Image copyright © by Marcus Trahan

Blitz Wolf

(1942)

Warner Brothers saw fit to run a disclaimer before this little cartoon, explaining that the racial stereotypes contained herein “… were wrong then, and they are wrong now.” No argument from me, but I was expecting yellow, buck-toothed, narrow-headed, grinning, myopic “Japs,” and this is just about the Nazis. Frankly, I didn’t see any racial stereotyping of Germans. Were the Nazis ... Read more »

For the Common Defense!

(1942)

MGM had a series of shorts called “Crime Does Not Pay.” During wartime they were mostly about spying by the Nazis and the Japs. This one is about some arms smuggling operation from Chile to Columbia, and it’s pretty dull with low production values. It is notable today mainly because a very young Van Johnson appears in only his third screen role. He was only a year away from superstardom in ... Read more »

Mr. Blabbermouth!

(1942)

The DVD of Mrs. Miniver (one of the best movies about World War II) contains three contemporary shorts from MGM. They cover different aspects of the morale-building efforts at home while our boys in uniform fought the Japs and Krauts.

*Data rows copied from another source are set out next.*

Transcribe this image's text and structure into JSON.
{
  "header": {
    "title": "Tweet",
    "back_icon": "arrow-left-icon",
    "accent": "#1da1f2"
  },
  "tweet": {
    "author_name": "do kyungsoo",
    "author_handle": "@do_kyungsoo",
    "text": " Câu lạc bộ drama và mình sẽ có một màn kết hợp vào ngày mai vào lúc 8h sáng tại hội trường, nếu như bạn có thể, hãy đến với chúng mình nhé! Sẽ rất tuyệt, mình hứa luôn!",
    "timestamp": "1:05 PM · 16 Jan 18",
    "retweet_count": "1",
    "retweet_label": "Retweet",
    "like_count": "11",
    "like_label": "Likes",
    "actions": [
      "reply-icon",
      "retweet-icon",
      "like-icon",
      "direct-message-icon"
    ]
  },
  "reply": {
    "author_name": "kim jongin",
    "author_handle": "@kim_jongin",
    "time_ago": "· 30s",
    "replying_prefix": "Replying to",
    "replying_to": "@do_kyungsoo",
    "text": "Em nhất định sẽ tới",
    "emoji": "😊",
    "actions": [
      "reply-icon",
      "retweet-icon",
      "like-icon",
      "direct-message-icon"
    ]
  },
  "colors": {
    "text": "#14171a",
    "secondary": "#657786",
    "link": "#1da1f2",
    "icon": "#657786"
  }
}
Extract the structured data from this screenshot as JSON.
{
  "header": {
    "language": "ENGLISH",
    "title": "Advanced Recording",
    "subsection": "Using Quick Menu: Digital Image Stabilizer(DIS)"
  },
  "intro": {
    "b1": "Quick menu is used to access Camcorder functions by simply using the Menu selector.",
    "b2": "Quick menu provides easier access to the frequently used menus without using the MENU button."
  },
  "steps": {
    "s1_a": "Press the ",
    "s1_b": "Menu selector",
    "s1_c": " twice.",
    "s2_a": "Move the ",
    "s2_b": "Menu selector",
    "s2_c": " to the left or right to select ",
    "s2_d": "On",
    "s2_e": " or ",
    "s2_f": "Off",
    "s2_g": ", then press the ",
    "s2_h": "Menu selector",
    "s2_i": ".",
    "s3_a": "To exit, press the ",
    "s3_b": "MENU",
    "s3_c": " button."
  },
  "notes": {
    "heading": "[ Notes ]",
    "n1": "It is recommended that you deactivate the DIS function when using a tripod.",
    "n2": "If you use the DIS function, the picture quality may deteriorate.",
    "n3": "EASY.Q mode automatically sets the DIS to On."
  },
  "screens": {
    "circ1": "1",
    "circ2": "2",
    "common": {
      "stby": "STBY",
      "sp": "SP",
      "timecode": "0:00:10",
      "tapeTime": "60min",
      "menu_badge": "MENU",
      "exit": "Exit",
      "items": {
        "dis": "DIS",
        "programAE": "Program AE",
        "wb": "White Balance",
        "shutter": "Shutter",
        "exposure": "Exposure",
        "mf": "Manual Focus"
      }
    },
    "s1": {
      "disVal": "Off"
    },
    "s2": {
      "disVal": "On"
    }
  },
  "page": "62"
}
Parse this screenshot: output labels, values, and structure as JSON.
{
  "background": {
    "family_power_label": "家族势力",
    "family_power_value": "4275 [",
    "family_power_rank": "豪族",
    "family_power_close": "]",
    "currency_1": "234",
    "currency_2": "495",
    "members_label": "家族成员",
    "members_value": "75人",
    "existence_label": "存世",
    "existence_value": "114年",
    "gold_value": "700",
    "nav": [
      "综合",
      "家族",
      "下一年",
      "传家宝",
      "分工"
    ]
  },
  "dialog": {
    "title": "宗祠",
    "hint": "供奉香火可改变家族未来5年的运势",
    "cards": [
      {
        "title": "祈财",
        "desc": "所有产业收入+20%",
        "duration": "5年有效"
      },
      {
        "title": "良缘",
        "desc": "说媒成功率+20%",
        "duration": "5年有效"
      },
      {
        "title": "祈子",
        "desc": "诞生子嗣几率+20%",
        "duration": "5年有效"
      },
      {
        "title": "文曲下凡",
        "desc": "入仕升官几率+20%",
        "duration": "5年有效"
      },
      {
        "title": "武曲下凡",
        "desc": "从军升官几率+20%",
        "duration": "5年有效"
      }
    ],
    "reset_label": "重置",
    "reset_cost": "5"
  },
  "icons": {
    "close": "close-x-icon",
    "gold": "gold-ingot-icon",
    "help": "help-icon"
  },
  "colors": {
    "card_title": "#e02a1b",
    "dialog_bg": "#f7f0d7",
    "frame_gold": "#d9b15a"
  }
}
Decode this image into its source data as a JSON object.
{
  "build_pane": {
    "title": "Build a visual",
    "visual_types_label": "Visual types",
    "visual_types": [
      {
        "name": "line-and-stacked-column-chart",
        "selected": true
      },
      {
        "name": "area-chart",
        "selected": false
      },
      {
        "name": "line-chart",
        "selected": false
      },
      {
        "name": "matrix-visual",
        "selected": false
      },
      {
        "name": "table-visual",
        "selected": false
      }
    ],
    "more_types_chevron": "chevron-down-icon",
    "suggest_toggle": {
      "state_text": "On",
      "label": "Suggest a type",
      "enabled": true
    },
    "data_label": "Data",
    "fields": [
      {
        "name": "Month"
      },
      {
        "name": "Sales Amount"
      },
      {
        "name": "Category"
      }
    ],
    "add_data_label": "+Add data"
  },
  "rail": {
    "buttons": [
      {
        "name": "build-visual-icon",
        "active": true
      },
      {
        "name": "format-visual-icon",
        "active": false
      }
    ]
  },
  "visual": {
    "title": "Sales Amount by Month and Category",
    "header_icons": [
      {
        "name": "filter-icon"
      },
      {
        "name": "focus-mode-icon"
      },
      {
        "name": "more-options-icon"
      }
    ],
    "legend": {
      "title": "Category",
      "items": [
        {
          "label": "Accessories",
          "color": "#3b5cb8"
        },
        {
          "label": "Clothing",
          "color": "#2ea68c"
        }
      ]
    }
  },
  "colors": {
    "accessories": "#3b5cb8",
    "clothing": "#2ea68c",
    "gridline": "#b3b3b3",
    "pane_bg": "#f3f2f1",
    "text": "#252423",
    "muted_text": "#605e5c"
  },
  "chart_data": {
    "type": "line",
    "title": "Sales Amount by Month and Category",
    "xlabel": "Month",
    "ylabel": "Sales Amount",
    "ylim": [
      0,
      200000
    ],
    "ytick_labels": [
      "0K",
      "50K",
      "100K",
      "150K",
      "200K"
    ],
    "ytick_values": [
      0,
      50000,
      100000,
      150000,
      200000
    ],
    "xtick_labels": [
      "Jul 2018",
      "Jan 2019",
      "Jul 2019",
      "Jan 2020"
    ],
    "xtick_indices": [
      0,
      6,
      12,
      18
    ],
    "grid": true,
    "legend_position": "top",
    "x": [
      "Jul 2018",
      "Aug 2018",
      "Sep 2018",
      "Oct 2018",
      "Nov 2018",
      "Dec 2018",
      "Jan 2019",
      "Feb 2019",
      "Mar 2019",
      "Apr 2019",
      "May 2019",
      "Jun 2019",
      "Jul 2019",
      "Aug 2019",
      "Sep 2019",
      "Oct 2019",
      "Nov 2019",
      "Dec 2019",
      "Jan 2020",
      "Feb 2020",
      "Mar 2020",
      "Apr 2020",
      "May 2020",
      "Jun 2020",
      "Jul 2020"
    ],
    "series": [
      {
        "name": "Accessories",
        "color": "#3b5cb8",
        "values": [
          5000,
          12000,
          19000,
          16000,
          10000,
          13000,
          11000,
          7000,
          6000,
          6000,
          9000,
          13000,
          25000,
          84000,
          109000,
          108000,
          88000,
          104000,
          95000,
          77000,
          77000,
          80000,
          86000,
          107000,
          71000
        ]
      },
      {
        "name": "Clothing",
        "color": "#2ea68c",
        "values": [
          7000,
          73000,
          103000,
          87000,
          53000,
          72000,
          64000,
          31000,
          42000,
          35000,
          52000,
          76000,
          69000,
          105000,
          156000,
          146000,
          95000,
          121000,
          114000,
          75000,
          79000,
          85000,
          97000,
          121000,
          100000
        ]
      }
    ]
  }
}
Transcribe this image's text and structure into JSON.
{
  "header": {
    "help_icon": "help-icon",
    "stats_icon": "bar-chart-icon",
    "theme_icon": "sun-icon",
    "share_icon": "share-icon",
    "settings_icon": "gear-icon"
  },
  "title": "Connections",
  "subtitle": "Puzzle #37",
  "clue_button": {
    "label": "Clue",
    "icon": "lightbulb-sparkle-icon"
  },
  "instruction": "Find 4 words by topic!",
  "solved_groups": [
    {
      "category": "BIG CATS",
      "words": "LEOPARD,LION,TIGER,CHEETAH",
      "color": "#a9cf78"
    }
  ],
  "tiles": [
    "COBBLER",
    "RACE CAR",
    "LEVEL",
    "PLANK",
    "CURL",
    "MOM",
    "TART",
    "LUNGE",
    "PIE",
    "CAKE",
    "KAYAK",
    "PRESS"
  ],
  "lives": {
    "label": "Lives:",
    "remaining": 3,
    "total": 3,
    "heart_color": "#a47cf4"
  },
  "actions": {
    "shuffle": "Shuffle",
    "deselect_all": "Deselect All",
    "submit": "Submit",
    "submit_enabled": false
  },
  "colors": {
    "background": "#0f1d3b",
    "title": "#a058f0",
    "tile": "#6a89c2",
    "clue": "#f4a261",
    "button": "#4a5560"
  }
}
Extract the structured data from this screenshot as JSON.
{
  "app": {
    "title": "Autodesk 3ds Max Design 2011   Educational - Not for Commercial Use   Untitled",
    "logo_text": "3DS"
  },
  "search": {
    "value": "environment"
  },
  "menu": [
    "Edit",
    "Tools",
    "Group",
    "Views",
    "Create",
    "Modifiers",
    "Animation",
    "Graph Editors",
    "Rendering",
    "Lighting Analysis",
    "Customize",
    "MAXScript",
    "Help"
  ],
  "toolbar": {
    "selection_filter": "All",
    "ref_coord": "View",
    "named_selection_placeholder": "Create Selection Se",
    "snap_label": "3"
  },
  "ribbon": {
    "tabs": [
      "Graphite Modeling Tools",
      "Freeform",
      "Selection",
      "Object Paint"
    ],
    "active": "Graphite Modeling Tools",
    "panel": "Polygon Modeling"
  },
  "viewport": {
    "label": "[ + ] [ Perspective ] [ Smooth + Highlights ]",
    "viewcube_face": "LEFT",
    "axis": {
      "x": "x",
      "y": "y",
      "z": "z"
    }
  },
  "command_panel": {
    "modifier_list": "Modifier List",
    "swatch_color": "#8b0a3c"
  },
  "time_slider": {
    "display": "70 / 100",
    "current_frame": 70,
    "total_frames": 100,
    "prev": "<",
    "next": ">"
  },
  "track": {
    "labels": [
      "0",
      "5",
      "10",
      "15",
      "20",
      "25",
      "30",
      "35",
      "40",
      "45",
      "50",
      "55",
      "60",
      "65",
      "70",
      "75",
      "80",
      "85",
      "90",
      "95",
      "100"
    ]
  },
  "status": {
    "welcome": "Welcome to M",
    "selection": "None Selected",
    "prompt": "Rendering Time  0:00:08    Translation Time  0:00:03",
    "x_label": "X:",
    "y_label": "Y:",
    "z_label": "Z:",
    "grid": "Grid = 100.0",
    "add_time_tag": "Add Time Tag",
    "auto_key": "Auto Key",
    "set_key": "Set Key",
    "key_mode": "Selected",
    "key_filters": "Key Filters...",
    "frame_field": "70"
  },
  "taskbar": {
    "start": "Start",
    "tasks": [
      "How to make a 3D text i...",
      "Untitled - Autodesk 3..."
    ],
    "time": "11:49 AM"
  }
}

I use those terms deliberately, as they (and worse) were routinely used to describe our enemies.

In this one a portly ... Read more »

Russian Doll

(2019)

The story idea explored so wonderfully in Groundhog Day, of someone who dies repeatedly and wakes up on the same day the “next” morning has been used in several other films, some of them good, some not so good. It has even been used in a slasher movie which, I’m told, is actually a very black comedy, something called Happy Death Day, ... Read more »

The Girl in the Spider’s Web

(Canada, Sweden, Germany, USA, UK, 2018)

Stieg Larssen’s Lisbeth Salander is right up there with Lee Child’s Jack Reacher as one of the best genre literary creations of the last few decades. The Swedish film trilogy of The Girl With the Dragon Tattoo, The Girl Who Played With Fire, and The Girl Who Kicked the Hornet’s Nest are among the best movies I’ve ever seen. The American ... Read more »

Black Mirror: Bandersnatch

(UK, 2018)

When I heard about this I reacted the same way I did when, quite a few years ago now, there was a spate of “interactive” books, where you made choices and turned to page X or Y to proceed. My reaction was simple. Why? Why would anyone want to read such a book? When I pick up a book I want to be told a story, not have to thread my way ... Read more »

The A.B.C. Murders

(UK, 2019)

If I were casting Agatha Christie’s book The A.B.C Murders one of the last people on my list of possibilities to play the famous Belgian detective, Hercule Poirot, would be John Malkovich. Poirot has been played by a fairly wide range of people, but Malkovich is almost totally against the short, obsessive-compulsive dandy described in the books.

But it ... Read more »

Tully

(2018)

This turned out to be less a movie review than a rant. Sorry about that.

I like to think that there really isn’t any particular “type” of movie that I either totally love or totally hate. I’m kidding myself, of course, though there are very few genres of cinema where there hasn’t been at least a few examples that I thought were above the rest. There have been a (very) few superhero ... Read more »

The Good Place

(2016)

Continuing with the “embarrassment of riches” theme I started in my review of The Marvelous Mrs. Maizel, this show is forking brilliant. No bullshirt! It opens with Kristin Bell sitting on a couch looking at a wall where she sees the words

WELCOME! EVERYTHING IS FINE

While she is taking that in, Ted Danson opens a door ... Read more »

The Marvelous Mrs. Maizel

If it weren’t for The Good Place this would probably be the only good comedy in the last few years. But now we have an embarrassment of riches. Rachel Brosnahan is the perfect little Jewish American Princess, living with her dreamy hubby in a fabulous Upper East Side apartment with her two young children. She puts out more energy than ... Read more »